Whether you’re the seller or the copywriter, your aim is to compel your reader into a desired action, such as buy your product, without making them work hard doing so.
If you write in features, you’re asking your customers to work hard. You’re asking them to imagine how the features you list will make their lives better. You leave a gap between your product and their lives and ask them to fill it in.
Most won’t want do this. As a result they’re less likely to be compelled into the action you want from them.
If you write in benefits, you make it easy for your customers. You’re selling them the image of their improved lives with the gaps already filled in. They don’t need work to imagine that life – all that’s left is for them to agree to the action you want from them.
Benefits make it more likely that you’ll compel them into your desired action.
+ So what are features and benefits?
Here are two useful phrases to keep in mind when it comes to features and benefits:
• Features tell – Benefits sell
• Our features – Your benefits
Features list what the company has. They’re like the company doing a show-and-tell, “here are all the things we have, aren’t they great?” Well yes, sure, that’s great for you, but what about your customers?
Benefits tell the customer simply and directly how your product or service can make their lives better. “This is what’s on offer for you.” Benefits sell by painting a picture of your customer’s improved lives with your product in it.
+ How-to spot a feature
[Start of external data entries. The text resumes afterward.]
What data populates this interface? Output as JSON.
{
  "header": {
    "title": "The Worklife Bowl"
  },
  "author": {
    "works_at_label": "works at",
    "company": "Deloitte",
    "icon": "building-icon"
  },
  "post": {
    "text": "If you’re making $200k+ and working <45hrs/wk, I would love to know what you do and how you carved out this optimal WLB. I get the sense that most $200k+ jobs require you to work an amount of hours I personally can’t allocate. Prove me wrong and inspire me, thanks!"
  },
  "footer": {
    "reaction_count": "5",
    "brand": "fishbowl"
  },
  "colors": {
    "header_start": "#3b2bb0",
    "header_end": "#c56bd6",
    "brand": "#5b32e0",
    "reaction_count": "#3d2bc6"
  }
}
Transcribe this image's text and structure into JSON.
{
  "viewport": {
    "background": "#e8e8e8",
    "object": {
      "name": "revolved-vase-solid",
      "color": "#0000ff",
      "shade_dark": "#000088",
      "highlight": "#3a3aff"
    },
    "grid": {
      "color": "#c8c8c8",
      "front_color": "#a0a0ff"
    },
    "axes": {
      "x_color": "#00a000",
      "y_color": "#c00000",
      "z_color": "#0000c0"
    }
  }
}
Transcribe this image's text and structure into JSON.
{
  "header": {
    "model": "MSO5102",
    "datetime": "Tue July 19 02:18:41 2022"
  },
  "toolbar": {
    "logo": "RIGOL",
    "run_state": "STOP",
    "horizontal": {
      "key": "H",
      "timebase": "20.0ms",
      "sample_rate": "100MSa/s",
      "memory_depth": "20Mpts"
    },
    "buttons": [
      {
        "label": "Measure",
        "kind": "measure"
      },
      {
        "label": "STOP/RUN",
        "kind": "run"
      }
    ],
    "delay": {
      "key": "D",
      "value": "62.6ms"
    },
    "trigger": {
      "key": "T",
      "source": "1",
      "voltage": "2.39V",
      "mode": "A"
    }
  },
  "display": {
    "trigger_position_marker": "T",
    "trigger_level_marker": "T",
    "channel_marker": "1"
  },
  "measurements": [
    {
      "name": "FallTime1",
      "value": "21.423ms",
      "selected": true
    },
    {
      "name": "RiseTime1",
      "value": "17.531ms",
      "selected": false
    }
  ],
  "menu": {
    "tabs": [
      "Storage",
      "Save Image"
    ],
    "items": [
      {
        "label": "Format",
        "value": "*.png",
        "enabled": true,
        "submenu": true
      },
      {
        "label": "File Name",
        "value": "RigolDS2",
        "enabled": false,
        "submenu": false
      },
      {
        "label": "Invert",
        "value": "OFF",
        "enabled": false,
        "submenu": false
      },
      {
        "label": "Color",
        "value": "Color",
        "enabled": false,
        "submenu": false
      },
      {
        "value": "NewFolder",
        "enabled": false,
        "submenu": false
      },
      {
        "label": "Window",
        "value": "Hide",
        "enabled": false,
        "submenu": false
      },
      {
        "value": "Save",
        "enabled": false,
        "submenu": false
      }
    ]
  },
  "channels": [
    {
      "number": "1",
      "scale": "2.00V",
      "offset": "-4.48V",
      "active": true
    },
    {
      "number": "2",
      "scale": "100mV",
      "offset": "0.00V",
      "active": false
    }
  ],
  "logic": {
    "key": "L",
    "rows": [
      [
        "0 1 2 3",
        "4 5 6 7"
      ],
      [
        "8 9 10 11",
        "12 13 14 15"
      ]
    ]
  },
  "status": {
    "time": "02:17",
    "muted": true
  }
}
If you have written the following words often in your copy, it’s likely you have written in features and not benefits: We, us, our, my and your name. Don’t ‘wee’ on people! Your copy should be from you but not about you; your copy should be about your customer.
The key is striking the right balance, as writing features is still necessary sometimes. A good guide is to aim use ‘you’ around three or four times as often as ‘we’.
Turning features into benefits
A simple trick can turn a list of features into a list of benefits.
• Write the feature down
• Write “which means that”
• Write down why this feature would be important to the customer. This is your benefit.
Or ask the question “so what?” about each benefit. Imagine yourself a potential customer reading your copy. Do you have to work hard to understand why you’d benefit from buying that product? If so, go back through and change the features into benefits!
Writing benefits takes practice, but doing so will be worth its weight in gold to you – and that’s just the first of the benefits!